• AIM OF THE TASK
Restate the data word for word and leave the images out.

LISTED RECORDS section start

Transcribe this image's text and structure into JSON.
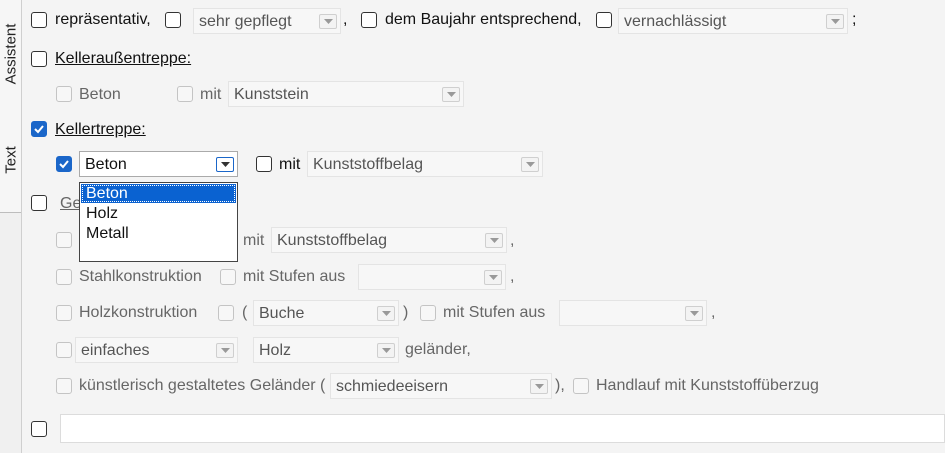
{
  "sidebar": {
    "tabs": [
      {
        "label": "Assistent"
      },
      {
        "label": "Text"
      }
    ]
  },
  "row1": {
    "representative": "repräsentativ,",
    "care_value": "sehr gepflegt",
    "sep1": ",",
    "year": "dem Baujahr entsprechend,",
    "neglect_value": "vernachlässigt",
    "sep2": ";"
  },
  "outer_stairs": {
    "heading": "Kelleraußentreppe:",
    "material": "Beton",
    "with": "mit",
    "surface_value": "Kunststein"
  },
  "cellar_stairs": {
    "heading": "Kellertreppe:",
    "material_value": "Beton",
    "with": "mit",
    "surface_value": "Kunststoffbelag",
    "dropdown_options": [
      "Beton",
      "Holz",
      "Metall"
    ]
  },
  "building_stairs": {
    "heading_partial": "Ge",
    "row1_with": "mit",
    "row1_surface_value": "Kunststoffbelag",
    "row1_sep": ",",
    "steel": "Stahlkonstruktion",
    "steel_steps": "mit Stufen aus",
    "steel_steps_value": "",
    "steel_sep": ",",
    "wood": "Holzkonstruktion",
    "paren_open": "(",
    "wood_type_value": "Buche",
    "paren_close": ")",
    "wood_steps": "mit Stufen aus",
    "wood_steps_value": "",
    "wood_sep": ",",
    "railing_type_value": "einfaches",
    "railing_material_value": "Holz",
    "railing_suffix": "geländer,",
    "artistic": "künstlerisch gestaltetes Geländer (",
    "artistic_value": "schmiedeeisern",
    "artistic_close": "),",
    "handrail": "Handlauf mit Kunststoffüberzug"
  },
  "free_text": {
    "value": ""
  }
}
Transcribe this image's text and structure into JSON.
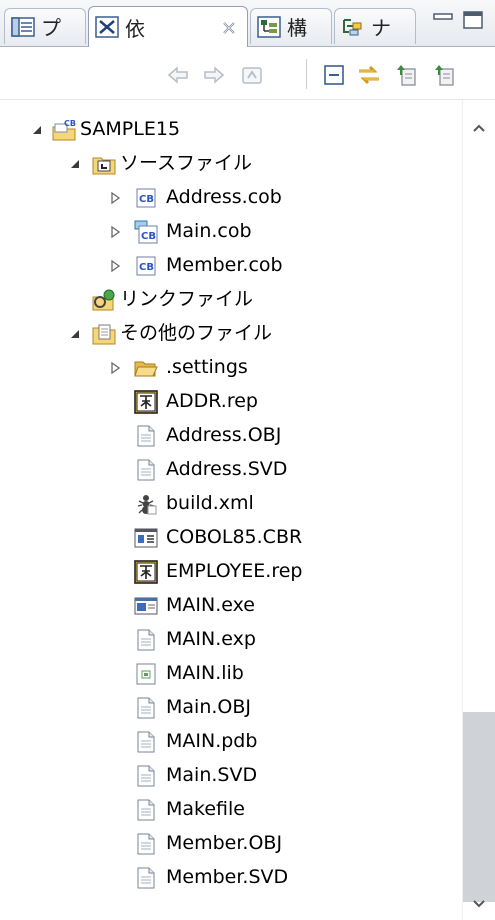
{
  "tabs": [
    {
      "label": "プ",
      "icon": "package-explorer-icon",
      "active": false
    },
    {
      "label": "依",
      "icon": "dependency-icon",
      "active": true
    },
    {
      "label": "構",
      "icon": "structure-icon",
      "active": false
    },
    {
      "label": "ナ",
      "icon": "navigator-icon",
      "active": false
    }
  ],
  "window_controls": [
    "minimize-icon",
    "maximize-icon"
  ],
  "toolbar": [
    "back-icon",
    "forward-icon",
    "up-icon",
    "collapse-all-icon",
    "link-with-editor-icon",
    "view-menu-icon",
    "view-menu-alt-icon"
  ],
  "tree": {
    "items": [
      {
        "label": "SAMPLE15",
        "icon": "cobol-project-icon",
        "expanded": true
      },
      {
        "label": "ソースファイル",
        "icon": "source-folder-icon",
        "expanded": true
      },
      {
        "label": "Address.cob",
        "icon": "cobol-source-icon",
        "expanded": false
      },
      {
        "label": "Main.cob",
        "icon": "cobol-main-source-icon",
        "expanded": false
      },
      {
        "label": "Member.cob",
        "icon": "cobol-source-icon",
        "expanded": false
      },
      {
        "label": "リンクファイル",
        "icon": "link-files-icon"
      },
      {
        "label": "その他のファイル",
        "icon": "other-files-folder-icon",
        "expanded": true
      },
      {
        "label": ".settings",
        "icon": "folder-icon",
        "expanded": false
      },
      {
        "label": "ADDR.rep",
        "icon": "report-file-icon"
      },
      {
        "label": "Address.OBJ",
        "icon": "file-icon"
      },
      {
        "label": "Address.SVD",
        "icon": "file-icon"
      },
      {
        "label": "build.xml",
        "icon": "ant-build-icon"
      },
      {
        "label": "COBOL85.CBR",
        "icon": "config-file-icon"
      },
      {
        "label": "EMPLOYEE.rep",
        "icon": "report-file-icon"
      },
      {
        "label": "MAIN.exe",
        "icon": "executable-icon"
      },
      {
        "label": "MAIN.exp",
        "icon": "file-icon"
      },
      {
        "label": "MAIN.lib",
        "icon": "library-file-icon"
      },
      {
        "label": "Main.OBJ",
        "icon": "file-icon"
      },
      {
        "label": "MAIN.pdb",
        "icon": "file-icon"
      },
      {
        "label": "Main.SVD",
        "icon": "file-icon"
      },
      {
        "label": "Makefile",
        "icon": "file-icon"
      },
      {
        "label": "Member.OBJ",
        "icon": "file-icon"
      },
      {
        "label": "Member.SVD",
        "icon": "file-icon"
      }
    ]
  }
}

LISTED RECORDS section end

• SOLUTION TO THIS PROBLEM
Transcribe this image's text and structure into JSON.
{
  "sidebar": {
    "tabs": [
      {
        "label": "Assistent"
      },
      {
        "label": "Text"
      }
    ]
  },
  "row1": {
    "representative": "repräsentativ,",
    "care_value": "sehr gepflegt",
    "sep1": ",",
    "year": "dem Baujahr entsprechend,",
    "neglect_value": "vernachlässigt",
    "sep2": ";"
  },
  "outer_stairs": {
    "heading": "Kelleraußentreppe:",
    "material": "Beton",
    "with": "mit",
    "surface_value": "Kunststein"
  },
  "cellar_stairs": {
    "heading": "Kellertreppe:",
    "material_value": "Beton",
    "with": "mit",
    "surface_value": "Kunststoffbelag",
    "dropdown_options": [
      "Beton",
      "Holz",
      "Metall"
    ]
  },
  "building_stairs": {
    "heading_partial": "Ge",
    "row1_with": "mit",
    "row1_surface_value": "Kunststoffbelag",
    "row1_sep": ",",
    "steel": "Stahlkonstruktion",
    "steel_steps": "mit Stufen aus",
    "steel_steps_value": "",
    "steel_sep": ",",
    "wood": "Holzkonstruktion",
    "paren_open": "(",
    "wood_type_value": "Buche",
    "paren_close": ")",
    "wood_steps": "mit Stufen aus",
    "wood_steps_value": "",
    "wood_sep": ",",
    "railing_type_value": "einfaches",
    "railing_material_value": "Holz",
    "railing_suffix": "geländer,",
    "artistic": "künstlerisch gestaltetes Geländer (",
    "artistic_value": "schmiedeeisern",
    "artistic_close": "),",
    "handrail": "Handlauf mit Kunststoffüberzug"
  },
  "free_text": {
    "value": ""
  }
}
Transcribe this image's text and structure into JSON.
{
  "tabs": [
    {
      "label": "プ",
      "icon": "package-explorer-icon",
      "active": false
    },
    {
      "label": "依",
      "icon": "dependency-icon",
      "active": true
    },
    {
      "label": "構",
      "icon": "structure-icon",
      "active": false
    },
    {
      "label": "ナ",
      "icon": "navigator-icon",
      "active": false
    }
  ],
  "window_controls": [
    "minimize-icon",
    "maximize-icon"
  ],
  "toolbar": [
    "back-icon",
    "forward-icon",
    "up-icon",
    "collapse-all-icon",
    "link-with-editor-icon",
    "view-menu-icon",
    "view-menu-alt-icon"
  ],
  "tree": {
    "items": [
      {
        "label": "SAMPLE15",
        "icon": "cobol-project-icon",
        "expanded": true
      },
      {
        "label": "ソースファイル",
        "icon": "source-folder-icon",
        "expanded": true
      },
      {
        "label": "Address.cob",
        "icon": "cobol-source-icon",
        "expanded": false
      },
      {
        "label": "Main.cob",
        "icon": "cobol-main-source-icon",
        "expanded": false
      },
      {
        "label": "Member.cob",
        "icon": "cobol-source-icon",
        "expanded": false
      },
      {
        "label": "リンクファイル",
        "icon": "link-files-icon"
      },
      {
        "label": "その他のファイル",
        "icon": "other-files-folder-icon",
        "expanded": true
      },
      {
        "label": ".settings",
        "icon": "folder-icon",
        "expanded": false
      },
      {
        "label": "ADDR.rep",
        "icon": "report-file-icon"
      },
      {
        "label": "Address.OBJ",
        "icon": "file-icon"
      },
      {
        "label": "Address.SVD",
        "icon": "file-icon"
      },
      {
        "label": "build.xml",
        "icon": "ant-build-icon"
      },
      {
        "label": "COBOL85.CBR",
        "icon": "config-file-icon"
      },
      {
        "label": "EMPLOYEE.rep",
        "icon": "report-file-icon"
      },
      {
        "label": "MAIN.exe",
        "icon": "executable-icon"
      },
      {
        "label": "MAIN.exp",
        "icon": "file-icon"
      },
      {
        "label": "MAIN.lib",
        "icon": "library-file-icon"
      },
      {
        "label": "Main.OBJ",
        "icon": "file-icon"
      },
      {
        "label": "MAIN.pdb",
        "icon": "file-icon"
      },
      {
        "label": "Main.SVD",
        "icon": "file-icon"
      },
      {
        "label": "Makefile",
        "icon": "file-icon"
      },
      {
        "label": "Member.OBJ",
        "icon": "file-icon"
      },
      {
        "label": "Member.SVD",
        "icon": "file-icon"
      }
    ]
  }
}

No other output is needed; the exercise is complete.